"I Think I See a Few Dollars on That X-Ray: We'll have to Operate"


by David Himmelstein, MD
Posted by CommonHealth, Friday, June 13th, 2008

As a primary care doctor, I live with one foot in the horse and buggy era and one in the silicon age. I spend most of my time talking to patients and wielding a stethoscope, and I also use the latest high tech gadgets. But the gadgetry is getting out of hand; its overuse threatens patients and is blowing the lid off health care costs. Here’s one example. Last week, when a patient came in complaining of a cough that had lingered longer than usual, I sent him down for a chest x-ray. The x-ray was absolutely normal to my eye, a reading confirmed by the radiologist. But he added one key phrase after the word “normal.” “Consider obtaining a CT scan.”

Now the radiation from a single chest CT is equivalent to about 500 chest x-rays, which carries a real risk of causing cancer down the road. And there’s virtually no evidence that a CT would help a patient like mine. But it would certainly benefit the radiologist. He and his colleagues are paid as piece workers — they get an additional fee for each scan they interpret. Radiologists have gotten rich (they average over $400,000 annually) by buying CT scanners, MRI machines and other high tech gadgets, and prodding other doctors to order these expensive tests. And each test breeds more tests. A tiny abnormality on one CT (and most of us have something that looks a little funny if you look hard enough), means a radiologist’s report recommending “follow-up CT in 6 months to assess progression.”

It’s not just the radiologists who work this scam.

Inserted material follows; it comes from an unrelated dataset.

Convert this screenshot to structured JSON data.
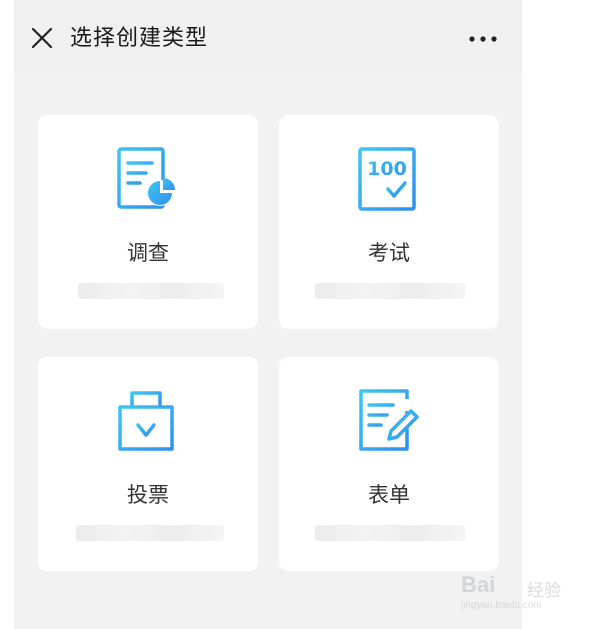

Perhaps half of the stents that cardiologists put in do patients no good at all; oncologists inflict lucrative chemotherapy on many patients who gain nothing but suffering from these potions; and orthopedists often needlessly scope knees and operate on backs. And hospitals are willing partners to these rip-offs. The useless and harmful procedures keep ORs humming and beds full of high-paying patients. It’s gadgets and procedures that bring in the big bucks.

HMOs and insurers have tried to crack down on unnecessary care. But doctors and hospitals can easily outsmart them. We manufacture the data they use to monitor us. I can always make a plausible case for an expensive test, and just try interrupting a cardiologist in the middle of a diagnostic catheterization to debate whether a stent is really needed. So insurers are turning to high deductible insurance policies in an effort to get patients to do the dirty work of limiting care. Unfortunately, the high deductibles mostly keep people away from inexpensive primary and preventive care, and do little to discourage high cost, useless procedures. Even one day in the hospital pushes most patients over their deductible, leaving them no further reason to economize.

As Milton Roemer (a distinguished health policy professor) once observed: “an empty hospital bed will soon be filled.” He probably would have added “an idle CT scanner will soon be in use,” but CTs hadn’t been invented yet. Once you build it, they will come — encouraged by their doctors — and costs will rise.

So what are the implications of all this for health reform? Not good. Almost everywhere you look, hospitals are building, and the new buildings won’t house psychiatrists or family doctors who devote their days to the routine, inexpensive care that has the biggest impact on health and wellness. They’re for big ticket items like surgery and imaging suites. Those buildings will soon be filled, driving health costs further skyward. And legislation encouraging prevention, or electronic medical records, or even banning drug company gifts won’t make a whit of difference (even though I favor all of these things).

What can help? Real health planning, which limits the supply of expensive gadgets and ORs. Paying doctors on salaries rather than as piece workers. And a ban on for-profit medicine. Unfortunately, all of these require far more radical reform than Chapter 58. They’re only feasible under a real national health insurance program.

David Himmelstein is an Associate Professor of Medicine at Harvard Medical School and Co-Founder of Physicians for a National Health Program